October 1845-July 1846

The Collected Letters, Volume 20


TC TO JANE WELSH CARLYLE ; 30 March 1846; DOI: 10.1215/lt-18460330-TC-JWC-01; CL 20: 155-156


[30-31 March 1846]

Safe arrived, dear Goody:—did you find the road back? You are a considerable fool!—

I suppose your time on Wednesday will suit the little Duke;—if otherwise, you had better instantly write to him at that place in Brook Street; which I cannot read the name of: the No is “45”; and it is a “Hôtel.”1— — Poor little Duke! He begins always anew where we left him,2 like the people in Sleeping Beauty.— — O my Goody, let us be good always,—and get a little sleep if we can! On wedny,—there is to be ‘soup’ for you.
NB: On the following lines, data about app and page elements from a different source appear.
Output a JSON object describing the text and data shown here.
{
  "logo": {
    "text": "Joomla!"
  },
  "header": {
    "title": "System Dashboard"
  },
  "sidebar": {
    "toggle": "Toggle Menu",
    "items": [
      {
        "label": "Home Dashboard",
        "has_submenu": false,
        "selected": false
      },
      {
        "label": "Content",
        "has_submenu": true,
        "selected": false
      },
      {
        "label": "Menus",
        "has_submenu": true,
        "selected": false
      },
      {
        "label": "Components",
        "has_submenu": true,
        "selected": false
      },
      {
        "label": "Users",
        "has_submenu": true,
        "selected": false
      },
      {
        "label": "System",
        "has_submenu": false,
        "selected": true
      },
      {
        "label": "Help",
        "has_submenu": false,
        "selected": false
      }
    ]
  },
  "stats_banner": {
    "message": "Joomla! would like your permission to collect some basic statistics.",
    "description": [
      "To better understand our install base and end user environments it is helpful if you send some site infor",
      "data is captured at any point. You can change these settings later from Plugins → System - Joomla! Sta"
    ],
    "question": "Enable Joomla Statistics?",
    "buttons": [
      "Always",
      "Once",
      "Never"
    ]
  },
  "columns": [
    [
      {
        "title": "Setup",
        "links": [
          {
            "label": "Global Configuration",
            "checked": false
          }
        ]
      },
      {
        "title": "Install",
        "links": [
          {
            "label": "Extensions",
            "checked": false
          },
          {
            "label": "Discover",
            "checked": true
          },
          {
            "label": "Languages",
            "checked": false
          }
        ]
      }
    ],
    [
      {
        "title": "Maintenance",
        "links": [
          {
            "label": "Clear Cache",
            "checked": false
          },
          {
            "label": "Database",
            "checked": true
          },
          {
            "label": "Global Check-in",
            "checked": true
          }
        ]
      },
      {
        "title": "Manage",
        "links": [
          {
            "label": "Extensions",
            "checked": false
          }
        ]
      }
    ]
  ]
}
T. C.

Espinasse called last night,—poor creature. No employment from Fuz, at least none certain; who however was very kind.3— — Walked up to Darwin's, for a walk: Darwin out. Home, and “annihilated some rubbish.” Got a fair sleep; have annihilated more today: hope to have almost done with the Text of this Book before you leave me again!

At what hour will the Lady bring you? We shall see!— The weather is beautiful again— Would you not like to stay till Saturday; then I could bring you out by the Steamboat and rail, with really no trouble at all, if you can walk from Croydon? How shall it be? What are thy own likings,—O thou of little faith!4

Buller's Party weighs heavy on me: deadly Courances5 on the back of that. Gehab' Dich wohl [Farewell] my own Goody always.

T. C.

Do not forget to bring back the French Letter.6